The median delay of 4.6 months (mean 5.8 months) from the first symptom to the commencement of treatment was lower than was found in a recent Swedish study (mean 6.7 months)8 and somewhat higher than has been reported by UK investigators (median 3.6 months).12 Generally, patients with malignancy tend to seek help late, failing to recognise that their symptoms are sufficiently severe to warrant consulting a doctor.
In the present study the observed hospital delay time was comparable to the estimate of 1.1 months reported by Jones and Dudgeon.13 A range of recommendations has been made in different countries. In the UK it is advocated that radical radiotherapy should start within 2 weeks after it is requested.6 In Canada a maximum of 4 weeks is recommended from the first visit to a family physician to diagnosis and it is considered that the waiting time from completion of diagnostic tests to surgery should not exceed 2 weeks.14
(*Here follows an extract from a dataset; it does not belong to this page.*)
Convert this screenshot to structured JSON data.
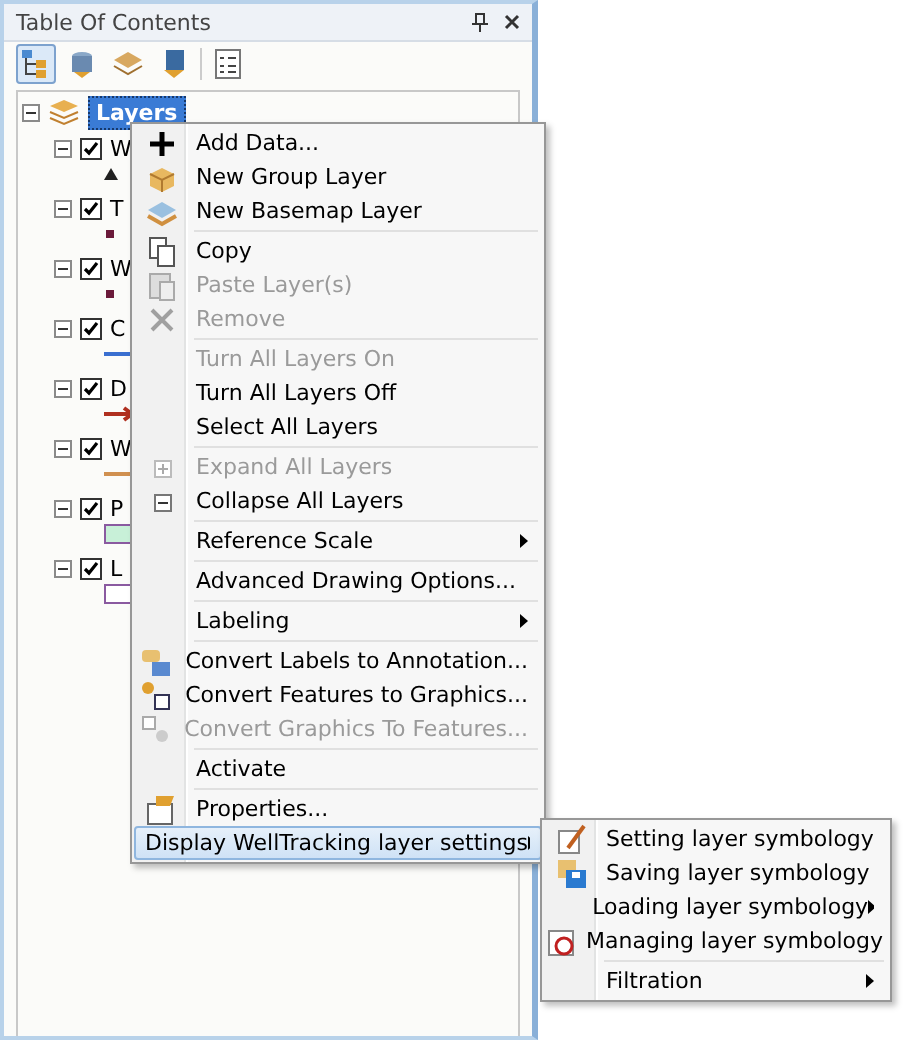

Surgically treated patients had a longer hospital delay time than those treated non-surgically, a difference that is likely to reflect the extra time needed to refer patients to thoracic surgery units where additional treatment considerations are made. This delay may be minimised by involving both surgeons and oncologists earlier in the chain of management.15 A multidisciplinary team approach with rapid access to investigations has been found to reduce the median time to 5 weeks from the initial physician’s consultation at a peripheral clinic to treatment.15,16 A reduction in delay time will probably not only increase the number of patients who are candidates for surgery,15 but will also have psychological benefits for the patients.16
The poor prognosis in patients treated for NSCLC is confirmed in the present study with only about one third surviving 3 years.1,17 More than two thirds (69%) of the patients presented with advanced disease (stage III–IV), which is the main reason for the poor results.
At present the biological behaviour of lung cancer cannot be assessed accurately as there is no reliable method for identifying tumours with aggressive phenotypes. Patients with such tumours may benefit from prompt treatment. Potentially curable lung cancers initially grow slowly; it is estimated that it takes about 130 months for a tumour to reach a diameter of 1 cm.4,18 The tumour volume expands exponentially, going from being potentially curable to incurable over a period of 1 month.6 It may be assumed that the patients with the best prognosis are those with the slowest growing tumours (who can be observed over a period of months without passing the limits of being curable).
Two main conclusions can be drawn from this study. Firstly, our results indicate that longer delay before treatment of lung cancer patients is not associated with a poorer prognosis. This finding probably indicates that patients with more advanced disease receive treatment more promptly because of the severity of their signs and symptoms. Those who still have a chance of cure generally have to wait longer, which implies a risk for progression of the disease and additional psychological stress. Secondly, the delay time for treatment of lung cancer is currently longer than is recommended.
Financial support was provided by grants from the Swedish Heart and Lung Foundation and the Erik, Karin and Gösta Selander Foundation.
This work was supported by the Uppsala Clinical Research Center, Uppsala University, Uppsala, Sweden. Special thanks to Ulrika Abrahamson at the ROC database in Uppsala